The month of May in the Gong has seen many variations of weather. The best, to me, is the cosy feel of wet and sound of windy whoosh, on a weekday morning, when I am resigned to be indoors any way for most of the day. The drip drap of persistent water drops sliding on leaves outside the bedroom window may not be the best way to greet the new day, but it is definitely refreshing -and once I get going, out of the bedroom and the house, and into the car, I relish the prospect of the possibilities of a a new day. Rain or not.
On a weekend, the sun and blue skies, typical of the Aussie landscape, are preferred. The promise of a packed weekend is only restrained by the distance travelled and the company I keep. The conscious sense of time diffuses better into a sheer memory of timelessness the better the company. It does not matter what we do as long as we enjoy each other's presence - whether we are cleaning the windscreen of a car, partaking food sitting around a table or driving along unknown roads far away from home.

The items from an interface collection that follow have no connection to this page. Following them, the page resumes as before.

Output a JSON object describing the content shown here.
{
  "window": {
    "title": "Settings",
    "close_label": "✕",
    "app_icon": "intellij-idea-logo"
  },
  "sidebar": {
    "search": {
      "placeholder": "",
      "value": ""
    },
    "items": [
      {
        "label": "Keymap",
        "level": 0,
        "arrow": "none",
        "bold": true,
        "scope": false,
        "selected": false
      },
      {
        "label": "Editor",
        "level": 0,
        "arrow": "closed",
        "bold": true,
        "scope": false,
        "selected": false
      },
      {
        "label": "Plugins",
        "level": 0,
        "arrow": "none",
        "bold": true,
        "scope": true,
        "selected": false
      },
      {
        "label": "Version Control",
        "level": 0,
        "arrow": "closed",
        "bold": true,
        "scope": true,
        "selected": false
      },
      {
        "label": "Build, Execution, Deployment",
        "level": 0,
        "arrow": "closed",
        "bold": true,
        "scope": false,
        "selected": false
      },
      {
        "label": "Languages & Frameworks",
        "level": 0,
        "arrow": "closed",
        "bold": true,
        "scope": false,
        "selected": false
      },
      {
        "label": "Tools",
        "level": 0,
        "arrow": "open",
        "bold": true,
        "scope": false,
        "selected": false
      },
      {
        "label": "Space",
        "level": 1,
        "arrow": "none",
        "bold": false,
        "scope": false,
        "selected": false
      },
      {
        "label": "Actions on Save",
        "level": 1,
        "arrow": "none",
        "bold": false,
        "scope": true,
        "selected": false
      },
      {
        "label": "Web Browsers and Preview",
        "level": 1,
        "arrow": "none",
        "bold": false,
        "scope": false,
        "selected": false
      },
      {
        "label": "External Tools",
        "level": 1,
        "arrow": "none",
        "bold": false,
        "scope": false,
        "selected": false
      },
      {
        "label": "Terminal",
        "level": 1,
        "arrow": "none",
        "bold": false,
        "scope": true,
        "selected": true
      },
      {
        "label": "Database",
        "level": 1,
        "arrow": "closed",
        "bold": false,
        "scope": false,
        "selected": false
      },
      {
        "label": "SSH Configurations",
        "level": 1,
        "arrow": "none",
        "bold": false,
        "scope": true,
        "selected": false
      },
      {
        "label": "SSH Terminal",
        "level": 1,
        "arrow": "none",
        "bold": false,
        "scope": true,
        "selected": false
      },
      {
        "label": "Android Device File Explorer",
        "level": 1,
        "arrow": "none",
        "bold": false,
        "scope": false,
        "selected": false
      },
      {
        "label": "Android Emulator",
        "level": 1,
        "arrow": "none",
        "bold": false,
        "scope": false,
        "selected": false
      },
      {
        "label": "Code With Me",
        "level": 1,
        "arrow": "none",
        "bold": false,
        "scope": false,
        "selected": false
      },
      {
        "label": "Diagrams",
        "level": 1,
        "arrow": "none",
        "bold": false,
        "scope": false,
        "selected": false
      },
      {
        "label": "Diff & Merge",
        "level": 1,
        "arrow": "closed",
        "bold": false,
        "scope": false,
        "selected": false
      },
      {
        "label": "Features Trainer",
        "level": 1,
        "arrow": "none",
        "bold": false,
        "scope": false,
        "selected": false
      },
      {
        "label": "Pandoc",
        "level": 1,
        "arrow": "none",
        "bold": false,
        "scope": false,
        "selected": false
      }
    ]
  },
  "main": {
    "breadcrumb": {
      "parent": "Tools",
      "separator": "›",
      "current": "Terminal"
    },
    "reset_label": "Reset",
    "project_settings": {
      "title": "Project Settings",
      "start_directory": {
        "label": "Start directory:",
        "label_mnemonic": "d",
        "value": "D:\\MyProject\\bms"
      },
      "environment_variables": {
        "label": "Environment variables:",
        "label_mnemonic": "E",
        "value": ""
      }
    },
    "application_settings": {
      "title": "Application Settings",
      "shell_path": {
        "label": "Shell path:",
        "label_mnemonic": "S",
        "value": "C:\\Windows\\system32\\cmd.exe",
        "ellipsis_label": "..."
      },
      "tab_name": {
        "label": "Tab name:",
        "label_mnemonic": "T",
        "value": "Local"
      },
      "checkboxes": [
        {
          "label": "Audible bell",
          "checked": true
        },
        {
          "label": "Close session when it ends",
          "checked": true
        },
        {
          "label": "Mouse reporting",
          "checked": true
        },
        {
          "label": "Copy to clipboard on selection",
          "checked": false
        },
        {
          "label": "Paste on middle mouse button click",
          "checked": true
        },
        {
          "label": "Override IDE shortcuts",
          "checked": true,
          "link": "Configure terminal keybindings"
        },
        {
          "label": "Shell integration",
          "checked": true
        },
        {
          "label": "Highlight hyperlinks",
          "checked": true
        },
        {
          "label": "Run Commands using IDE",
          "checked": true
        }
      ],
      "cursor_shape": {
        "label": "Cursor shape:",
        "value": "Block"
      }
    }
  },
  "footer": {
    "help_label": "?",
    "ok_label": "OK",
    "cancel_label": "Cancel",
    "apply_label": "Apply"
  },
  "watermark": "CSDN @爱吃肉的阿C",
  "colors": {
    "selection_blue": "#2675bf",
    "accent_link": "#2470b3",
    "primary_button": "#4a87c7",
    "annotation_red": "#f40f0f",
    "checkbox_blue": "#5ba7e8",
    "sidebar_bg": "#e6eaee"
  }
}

At hallmark moments, the unplanned and unexpected provide quality delights - whether it is coming across an intensely beautiful sunset when one comes over the hump driving over the Gladesville Bridge, or discovering Thai food overlooking Shellharbour Beach on a placid sea-calm afternoon. At other times, mates and I do not have to go anywhere - we are content to just be able to sit and chat, with a gas heater humming away in the lounge. The conversation can be in looking back or relishing the future forward, but the enjoyment is anchored in savouring the moment of now.
Human beings love to congregate, whether to while away queuing on the steps leading to a Taiwanese inspired dessert cafe at the corner of Dixon Street Mall and Goulburn Street in Sydney's Chinatown, or hang for fish and chips in leathered gear after riding motorbikes on a punt at Berowra Waters in greater Sydney's north. I can think of more - women patiently waiting to reach the payment counter at the Zara store on the ground level frontage of Sydney's Pitt Street Mall Westfield, or the buzz and chatter when having yumcha and surrounded by purposeful acting individuals at the Palace Jade yumcha restaurant, located strategically in downtown Sydney's Piccadilly Centre, behind the Hilton and beside the Wesley Mission.
After all the running around, enjoyable it may be, one also looks forward to winding down long after the night sets in. That is when I value comfort food and practices. It may be the opportunity to have a meal of wok-energised lard na (the Thai equivalent of stir fried rice noodles bathed in a tapioca-based gravy and accompanied by garnishings and seafood or meats of choice) in St Ives or dabbling in Kalamata olives with biscuits and cheese slices in Hornsby. One Sunday night in Carlingford, it was a spread of a feast, including the Straits Chinese signature dishes of bubur chacha dessert, tamarind fish curry and nasi kunyit chicken curry.
In this cool season, the outdoor air gets nippy as I sink into dreamland. As I ponder on what I had done for the past day - even apparent "nothings" can at times turn out to be nurturing essential, whilst what were obvious "somethings" were only relevant for fleeting moments - my subconscious collates, analyses and summarises. The involuntary smile on my face synchronises with the rhythym of brightening stars shining above the Illawarra coast -and then I hear the sounds of rushing, incoming rain drops.